7 November 1997

Good and bad news for pigs

"MORE difficult than for a couple of years – but not disastrous for most."

Thats what pig farmers can expect from 1998, according to the Meat and Livestock Commission.

Increased production at home and abroad, together with competitive lamb prices, will keep a lid on values.

And slaughterings next year are likely to reach 15.25m head, after topping the 15m-mark this year.

EU-wide, marketings are likely to reach a record high in the coming 12 months. And this despite the recent classical swine fever problems in Holland, which had seen 7.5m animals killed by early October.

Prices are now expected to stay stable, giving an adjusted UK spec average of 112p/kg for 1997, predicts the MLC in its quarterly Market Outlook publication.

And theres likely to be little movement next spring, although values may fall seasonally from June to around the 100p/kg dw level.

For farmers, this means there may be a small increase in margins during the second half of 1997 compared with late 1996, with lower feed costs more than compensating for the low prices.

But between January and June next year, the drop in prices compared with 12 months earlier is likely to be more than the drop in feed costs, squeezing margins.

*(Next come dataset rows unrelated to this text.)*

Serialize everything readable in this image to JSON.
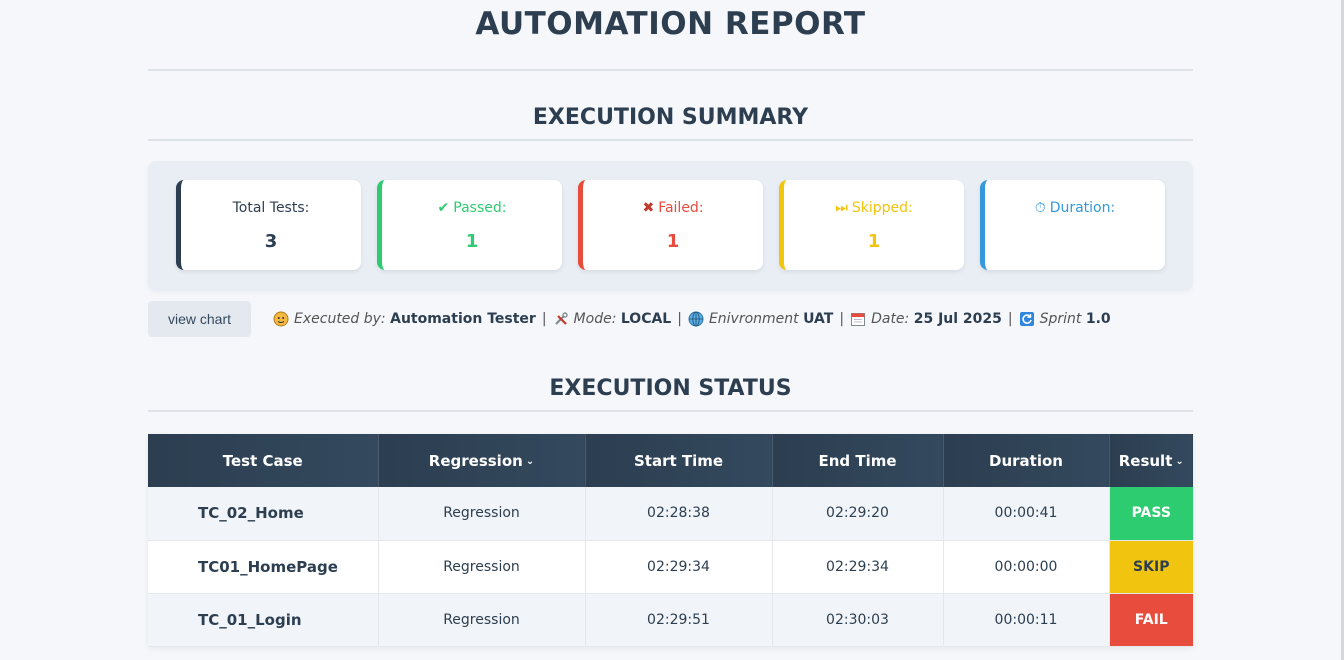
{
  "header": {
    "title": "AUTOMATION REPORT"
  },
  "summary": {
    "title": "EXECUTION SUMMARY",
    "cards": {
      "total": {
        "label": "Total Tests:",
        "value": "3"
      },
      "passed": {
        "icon": "checkmark-icon",
        "label": "Passed:",
        "value": "1"
      },
      "failed": {
        "icon": "cross-icon",
        "label": "Failed:",
        "value": "1"
      },
      "skipped": {
        "icon": "skip-forward-icon",
        "label": "Skipped:",
        "value": "1"
      },
      "duration": {
        "icon": "stopwatch-icon",
        "label": "Duration:",
        "value": ""
      }
    },
    "colors": {
      "passed": "#2ecc71",
      "failed": "#e74c3c",
      "skipped": "#f1c40f",
      "duration": "#3498db",
      "total": "#2c3e50"
    }
  },
  "meta": {
    "view_chart_label": "view chart",
    "executed_by": {
      "icon": "person-icon",
      "label": "Executed by:",
      "value": "Automation Tester"
    },
    "mode": {
      "icon": "tools-icon",
      "label": "Mode:",
      "value": "LOCAL"
    },
    "environment": {
      "icon": "globe-icon",
      "label": "Enivronment",
      "value": "UAT"
    },
    "date": {
      "icon": "calendar-icon",
      "label": "Date:",
      "value": "25 Jul 2025"
    },
    "sprint": {
      "icon": "refresh-icon",
      "label": "Sprint",
      "value": "1.0"
    }
  },
  "status": {
    "title": "EXECUTION STATUS",
    "columns": [
      "Test Case",
      "Regression",
      "Start Time",
      "End Time",
      "Duration",
      "Result"
    ],
    "rows": [
      {
        "test_case": "TC_02_Home",
        "regression": "Regression",
        "start": "02:28:38",
        "end": "02:29:20",
        "duration": "00:00:41",
        "result": "PASS"
      },
      {
        "test_case": "TC01_HomePage",
        "regression": "Regression",
        "start": "02:29:34",
        "end": "02:29:34",
        "duration": "00:00:00",
        "result": "SKIP"
      },
      {
        "test_case": "TC_01_Login",
        "regression": "Regression",
        "start": "02:29:51",
        "end": "02:30:03",
        "duration": "00:00:11",
        "result": "FAIL"
      }
    ]
  }
}
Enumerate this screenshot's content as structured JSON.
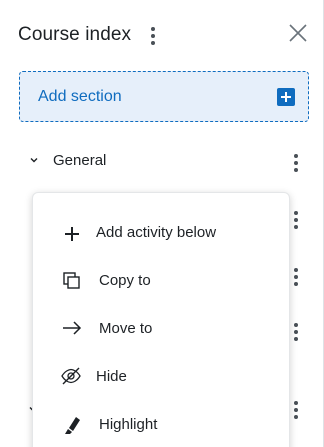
{
  "drawer": {
    "title": "Course index",
    "add_section_label": "Add section"
  },
  "section": {
    "title": "General"
  },
  "menu": {
    "items": [
      {
        "label": "Add activity below",
        "icon": "plus-icon"
      },
      {
        "label": "Copy to",
        "icon": "copy-icon"
      },
      {
        "label": "Move to",
        "icon": "arrow-right-icon"
      },
      {
        "label": "Hide",
        "icon": "eye-slash-icon"
      },
      {
        "label": "Highlight",
        "icon": "highlighter-icon"
      }
    ]
  },
  "colors": {
    "accent": "#0f6cbf",
    "accent_bg": "#e6effa",
    "text": "#1d2125"
  }
}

Pork, meanwhile, has bucked the trend of the strong £, reducing exports. Volumes sold to other EU states between July and September totalled 33,800t, up 4000t compared with the corresponding period in 1996.

Bury St Edmunds pig consultant Peter Crichton says producers should now concentrate on improving efficiency in areas such as herd health and nutrition.

They should reconsider when they sell pigs, opting to sell at lighter weights if a gap of more than about 10p/kg dw opens up between porkers and baconers.

Mr Crichton also advises farmers, in the face of an increasingly volatile spot price, to consider selling on contract.

"A water-tight contract will be worth a lot of money in the year to come.

"As regards feed costs, we have probably seen the low point. So producers cant rely on these coming to their rescue."